- _Instructions to follow_: Count how many lines below include the string "website", and give that number without anything else.

━━━ Task material ━━━

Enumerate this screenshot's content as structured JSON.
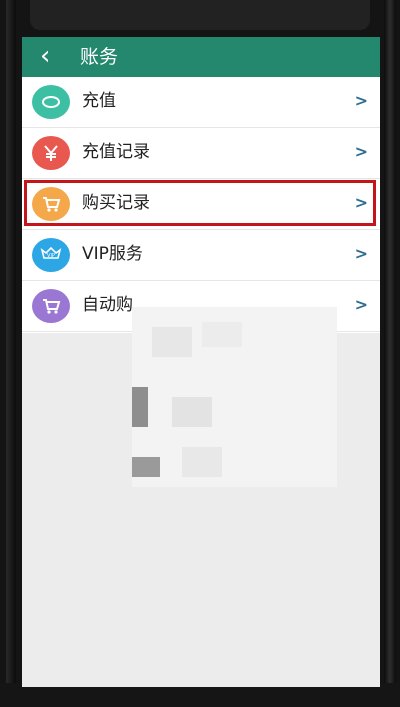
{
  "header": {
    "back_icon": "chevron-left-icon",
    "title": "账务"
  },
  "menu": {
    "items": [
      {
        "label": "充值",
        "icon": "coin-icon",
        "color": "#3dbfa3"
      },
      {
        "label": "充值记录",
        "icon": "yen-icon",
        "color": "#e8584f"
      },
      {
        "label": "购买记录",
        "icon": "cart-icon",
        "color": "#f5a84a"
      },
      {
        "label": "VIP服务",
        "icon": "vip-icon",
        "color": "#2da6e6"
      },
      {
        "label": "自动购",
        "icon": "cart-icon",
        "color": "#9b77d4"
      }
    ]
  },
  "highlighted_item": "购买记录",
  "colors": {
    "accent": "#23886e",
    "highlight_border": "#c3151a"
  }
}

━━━
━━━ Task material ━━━

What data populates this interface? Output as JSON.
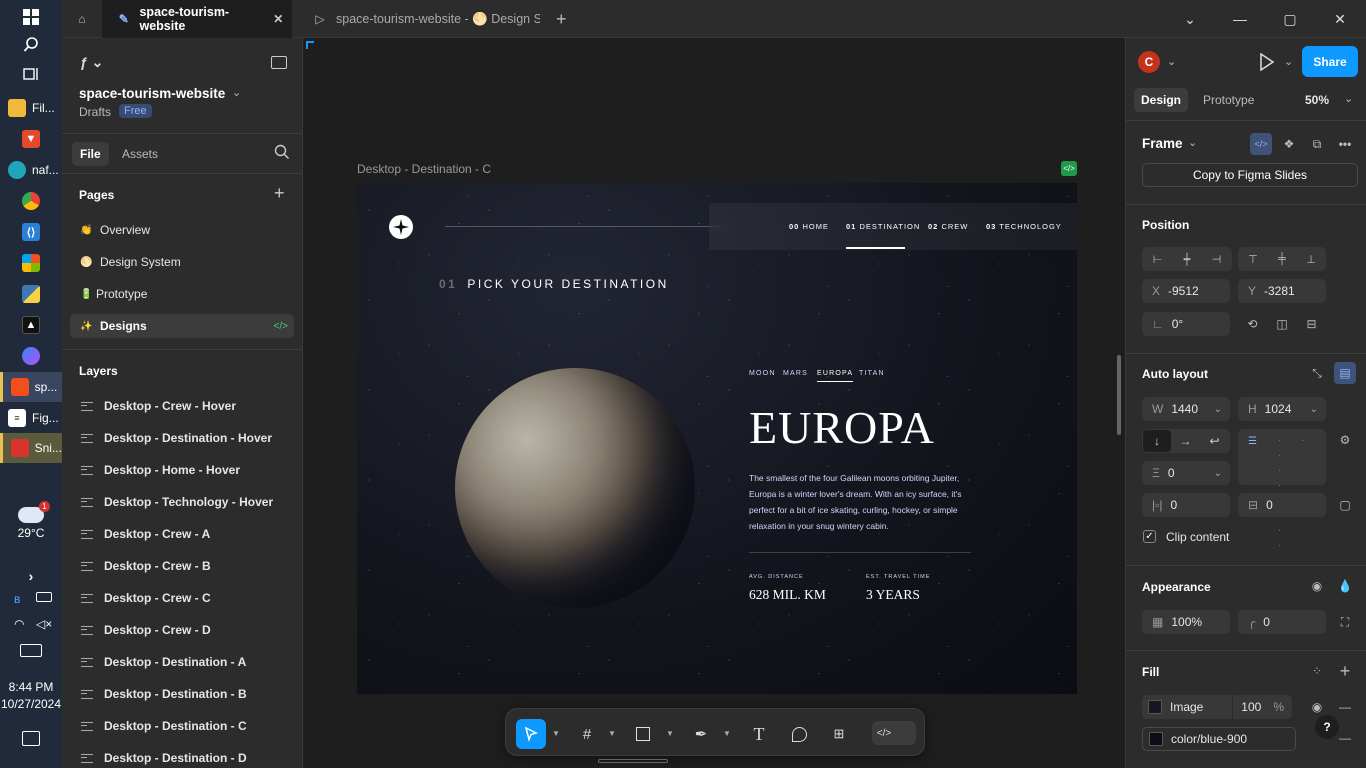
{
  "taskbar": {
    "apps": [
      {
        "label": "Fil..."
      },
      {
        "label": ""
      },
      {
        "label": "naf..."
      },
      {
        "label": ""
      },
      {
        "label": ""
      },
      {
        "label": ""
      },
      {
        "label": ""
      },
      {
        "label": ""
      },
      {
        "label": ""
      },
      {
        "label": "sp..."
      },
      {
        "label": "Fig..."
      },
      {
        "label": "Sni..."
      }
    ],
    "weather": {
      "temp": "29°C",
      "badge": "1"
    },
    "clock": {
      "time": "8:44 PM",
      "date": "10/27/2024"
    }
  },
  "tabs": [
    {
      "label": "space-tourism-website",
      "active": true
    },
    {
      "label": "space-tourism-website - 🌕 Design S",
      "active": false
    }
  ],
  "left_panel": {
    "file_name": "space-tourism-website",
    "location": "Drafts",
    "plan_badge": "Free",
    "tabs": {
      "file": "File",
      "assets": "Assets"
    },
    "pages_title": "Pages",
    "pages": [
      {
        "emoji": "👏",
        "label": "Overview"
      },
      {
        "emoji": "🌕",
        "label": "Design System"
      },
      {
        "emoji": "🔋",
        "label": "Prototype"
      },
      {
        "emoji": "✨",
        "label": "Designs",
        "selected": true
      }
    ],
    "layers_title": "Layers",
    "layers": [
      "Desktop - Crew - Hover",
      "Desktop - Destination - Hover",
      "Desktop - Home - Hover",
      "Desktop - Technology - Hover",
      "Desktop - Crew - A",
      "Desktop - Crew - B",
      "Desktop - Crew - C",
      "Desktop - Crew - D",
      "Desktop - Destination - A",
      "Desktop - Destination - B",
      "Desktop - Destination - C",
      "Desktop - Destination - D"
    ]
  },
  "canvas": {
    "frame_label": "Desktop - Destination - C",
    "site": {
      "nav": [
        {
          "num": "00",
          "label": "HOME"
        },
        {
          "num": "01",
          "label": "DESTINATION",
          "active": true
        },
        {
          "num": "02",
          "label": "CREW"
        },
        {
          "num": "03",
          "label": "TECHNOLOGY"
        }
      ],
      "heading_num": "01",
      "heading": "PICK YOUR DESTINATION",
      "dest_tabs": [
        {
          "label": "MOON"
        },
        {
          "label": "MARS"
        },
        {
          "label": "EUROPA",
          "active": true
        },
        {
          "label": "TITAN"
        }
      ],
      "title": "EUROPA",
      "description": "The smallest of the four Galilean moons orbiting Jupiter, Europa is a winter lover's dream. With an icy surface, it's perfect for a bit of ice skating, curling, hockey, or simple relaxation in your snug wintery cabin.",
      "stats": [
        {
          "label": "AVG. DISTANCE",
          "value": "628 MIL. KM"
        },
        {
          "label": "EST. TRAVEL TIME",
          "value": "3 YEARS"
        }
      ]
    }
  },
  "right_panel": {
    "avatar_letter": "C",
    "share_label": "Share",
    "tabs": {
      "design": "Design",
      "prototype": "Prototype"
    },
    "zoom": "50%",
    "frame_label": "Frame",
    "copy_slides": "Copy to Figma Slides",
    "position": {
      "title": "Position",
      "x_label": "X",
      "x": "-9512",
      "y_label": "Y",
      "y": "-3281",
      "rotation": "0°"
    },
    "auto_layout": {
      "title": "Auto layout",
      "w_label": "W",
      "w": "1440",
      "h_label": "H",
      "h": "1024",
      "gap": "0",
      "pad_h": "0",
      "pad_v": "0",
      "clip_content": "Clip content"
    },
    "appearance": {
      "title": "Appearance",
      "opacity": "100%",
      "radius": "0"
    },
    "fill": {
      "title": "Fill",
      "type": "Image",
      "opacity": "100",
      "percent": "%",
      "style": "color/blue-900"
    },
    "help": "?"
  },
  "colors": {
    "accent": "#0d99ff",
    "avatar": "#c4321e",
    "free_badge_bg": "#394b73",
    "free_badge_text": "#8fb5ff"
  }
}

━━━

- _Completed task_: 3